One common misconception among entrepreneurs venturing into a franchise business is that their role as franchisees will be limited to cashing checks and lounging behind an executive office desk. While the franchisor will often require the franchisee to stick by the original business model, an investor will only come on board if you have a business plan detailing your franchise business’s strategic vision and goals, financial projections and comprehensive business background.
Plus, despite the fact the franchisor will also have a marketing strategy in place ― usually complete with logos, banner designs and ad campaigns ― it is vital you develop and integrate your own marketing strategy with the franchisor’s marketing plan. Potential investors will often need to see how your establishment plans to interact with potential customers, something that will significantly influence how they assess the profitability of your venture.
To that end, invest in every practical marketing tool a typical business uses to find and close leads. Marketing strategies, such as email and social media marketing, can be quite effective for franchisee operators just starting out, thanks to the 58 percent of potential leads who check their emails every morning. To add to this pool of potential leads, you can use localized ad campaigns and promotion programs that target customers around your area of operation, ensuring your franchisor approves each element of your marketing strategy to avoid branding and trademark issues later on.
One of the biggest turnoffs for investors is a franchisee ― or any business, for that matter ― whose finances don’t make sense, even when the franchisor is a well-known, profit-making brand. While it is standard for single franchisee units to employ basic accounting systems around the office, franchisees with multiple business units might have difficulty managing finances via simple financial software. This situation often makes the business look bad in the eyes of potential investors.
To remedy this problem, utilize a top accounting system that links up with all your business units, ensuring that any new software or hardware you introduce meets the standards set by the franchisor, if any. Your system should be able to produce comprehensive financial and accounting reports at a moment’s notice in any of the locations under your franchise business.
Additionally, be highly selective with the bank you partner with, making sure it understands your business as a franchisee and your intentions to bring an investor on board. A good bank will grow with you by dishing out financial advice and support without interfering in the relationship between your franchisee and your investors.

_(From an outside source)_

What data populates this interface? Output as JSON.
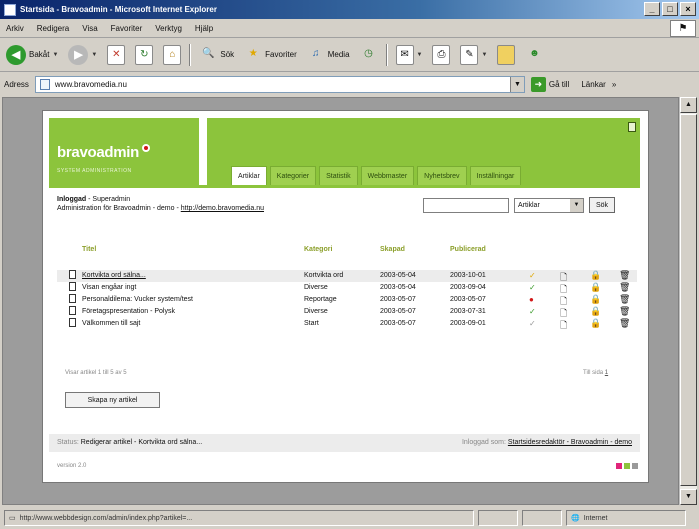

Generally speaking, the most significant difference between an investor and a lender is that investors tend to lend money to startup businesses, whereas banks prefer to lend money to proven, existing businesses. Here are a few things investors and bank lenders evaluate before working with your business:
Investors often look for startup features like a product pitch, return on investment potential and equity offer:
Banks tend to look for proof of concept features like reliable cash flow, collateral and business experience:
Today, finding investors is relatively easy. The trick is making your startup or small business attractive to investors. Here are a few places where you can find investors for your business:
Additional reporting by Skye Schooley and Sean Peek.